Provided records ->

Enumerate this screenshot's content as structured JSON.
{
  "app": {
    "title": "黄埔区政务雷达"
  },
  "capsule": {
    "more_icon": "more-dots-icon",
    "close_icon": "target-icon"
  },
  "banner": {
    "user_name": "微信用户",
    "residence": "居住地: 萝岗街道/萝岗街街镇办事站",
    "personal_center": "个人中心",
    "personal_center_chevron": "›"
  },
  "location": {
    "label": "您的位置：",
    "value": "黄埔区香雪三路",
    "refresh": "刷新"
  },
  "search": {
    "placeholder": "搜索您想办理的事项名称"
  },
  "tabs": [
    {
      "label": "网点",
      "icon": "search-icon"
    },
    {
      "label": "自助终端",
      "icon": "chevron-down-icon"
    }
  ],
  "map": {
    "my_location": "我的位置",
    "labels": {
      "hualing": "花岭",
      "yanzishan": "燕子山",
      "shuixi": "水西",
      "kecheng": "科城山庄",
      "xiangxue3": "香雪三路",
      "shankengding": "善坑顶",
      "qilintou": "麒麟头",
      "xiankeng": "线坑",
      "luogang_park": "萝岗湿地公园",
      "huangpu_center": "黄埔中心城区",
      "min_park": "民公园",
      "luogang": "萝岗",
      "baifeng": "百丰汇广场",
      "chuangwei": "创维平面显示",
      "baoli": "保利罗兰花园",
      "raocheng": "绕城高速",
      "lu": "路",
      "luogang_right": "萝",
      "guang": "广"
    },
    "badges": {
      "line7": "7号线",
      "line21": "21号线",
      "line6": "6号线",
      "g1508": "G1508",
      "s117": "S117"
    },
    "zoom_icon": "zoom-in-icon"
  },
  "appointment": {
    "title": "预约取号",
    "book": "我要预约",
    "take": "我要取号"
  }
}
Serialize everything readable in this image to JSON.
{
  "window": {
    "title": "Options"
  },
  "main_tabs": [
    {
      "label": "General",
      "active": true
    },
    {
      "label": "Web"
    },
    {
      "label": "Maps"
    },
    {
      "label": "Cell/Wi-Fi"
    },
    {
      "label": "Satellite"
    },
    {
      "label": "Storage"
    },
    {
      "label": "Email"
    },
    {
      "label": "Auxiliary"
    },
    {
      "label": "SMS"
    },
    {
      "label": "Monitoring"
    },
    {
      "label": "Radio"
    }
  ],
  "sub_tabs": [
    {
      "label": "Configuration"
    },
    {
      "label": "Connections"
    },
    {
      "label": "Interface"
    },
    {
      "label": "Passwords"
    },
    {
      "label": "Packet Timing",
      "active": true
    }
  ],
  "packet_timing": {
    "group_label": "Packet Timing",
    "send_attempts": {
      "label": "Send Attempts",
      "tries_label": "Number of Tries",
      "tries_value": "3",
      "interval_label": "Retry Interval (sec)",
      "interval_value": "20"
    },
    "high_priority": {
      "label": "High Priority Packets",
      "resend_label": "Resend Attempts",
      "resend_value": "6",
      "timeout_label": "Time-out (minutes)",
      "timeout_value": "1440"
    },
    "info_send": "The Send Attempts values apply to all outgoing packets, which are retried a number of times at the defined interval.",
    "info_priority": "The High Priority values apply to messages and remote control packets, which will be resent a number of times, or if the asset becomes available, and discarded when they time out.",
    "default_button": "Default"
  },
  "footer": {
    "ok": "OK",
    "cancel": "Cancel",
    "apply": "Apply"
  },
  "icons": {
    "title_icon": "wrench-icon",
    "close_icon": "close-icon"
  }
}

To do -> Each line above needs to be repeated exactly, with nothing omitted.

Response ->
Enumerate this screenshot's content as structured JSON.
{
  "app": {
    "title": "黄埔区政务雷达"
  },
  "capsule": {
    "more_icon": "more-dots-icon",
    "close_icon": "target-icon"
  },
  "banner": {
    "user_name": "微信用户",
    "residence": "居住地: 萝岗街道/萝岗街街镇办事站",
    "personal_center": "个人中心",
    "personal_center_chevron": "›"
  },
  "location": {
    "label": "您的位置：",
    "value": "黄埔区香雪三路",
    "refresh": "刷新"
  },
  "search": {
    "placeholder": "搜索您想办理的事项名称"
  },
  "tabs": [
    {
      "label": "网点",
      "icon": "search-icon"
    },
    {
      "label": "自助终端",
      "icon": "chevron-down-icon"
    }
  ],
  "map": {
    "my_location": "我的位置",
    "labels": {
      "hualing": "花岭",
      "yanzishan": "燕子山",
      "shuixi": "水西",
      "kecheng": "科城山庄",
      "xiangxue3": "香雪三路",
      "shankengding": "善坑顶",
      "qilintou": "麒麟头",
      "xiankeng": "线坑",
      "luogang_park": "萝岗湿地公园",
      "huangpu_center": "黄埔中心城区",
      "min_park": "民公园",
      "luogang": "萝岗",
      "baifeng": "百丰汇广场",
      "chuangwei": "创维平面显示",
      "baoli": "保利罗兰花园",
      "raocheng": "绕城高速",
      "lu": "路",
      "luogang_right": "萝",
      "guang": "广"
    },
    "badges": {
      "line7": "7号线",
      "line21": "21号线",
      "line6": "6号线",
      "g1508": "G1508",
      "s117": "S117"
    },
    "zoom_icon": "zoom-in-icon"
  },
  "appointment": {
    "title": "预约取号",
    "book": "我要预约",
    "take": "我要取号"
  }
}
Serialize everything readable in this image to JSON.
{
  "window": {
    "title": "Options"
  },
  "main_tabs": [
    {
      "label": "General",
      "active": true
    },
    {
      "label": "Web"
    },
    {
      "label": "Maps"
    },
    {
      "label": "Cell/Wi-Fi"
    },
    {
      "label": "Satellite"
    },
    {
      "label": "Storage"
    },
    {
      "label": "Email"
    },
    {
      "label": "Auxiliary"
    },
    {
      "label": "SMS"
    },
    {
      "label": "Monitoring"
    },
    {
      "label": "Radio"
    }
  ],
  "sub_tabs": [
    {
      "label": "Configuration"
    },
    {
      "label": "Connections"
    },
    {
      "label": "Interface"
    },
    {
      "label": "Passwords"
    },
    {
      "label": "Packet Timing",
      "active": true
    }
  ],
  "packet_timing": {
    "group_label": "Packet Timing",
    "send_attempts": {
      "label": "Send Attempts",
      "tries_label": "Number of Tries",
      "tries_value": "3",
      "interval_label": "Retry Interval (sec)",
      "interval_value": "20"
    },
    "high_priority": {
      "label": "High Priority Packets",
      "resend_label": "Resend Attempts",
      "resend_value": "6",
      "timeout_label": "Time-out (minutes)",
      "timeout_value": "1440"
    },
    "info_send": "The Send Attempts values apply to all outgoing packets, which are retried a number of times at the defined interval.",
    "info_priority": "The High Priority values apply to messages and remote control packets, which will be resent a number of times, or if the asset becomes available, and discarded when they time out.",
    "default_button": "Default"
  },
  "footer": {
    "ok": "OK",
    "cancel": "Cancel",
    "apply": "Apply"
  },
  "icons": {
    "title_icon": "wrench-icon",
    "close_icon": "close-icon"
  }
}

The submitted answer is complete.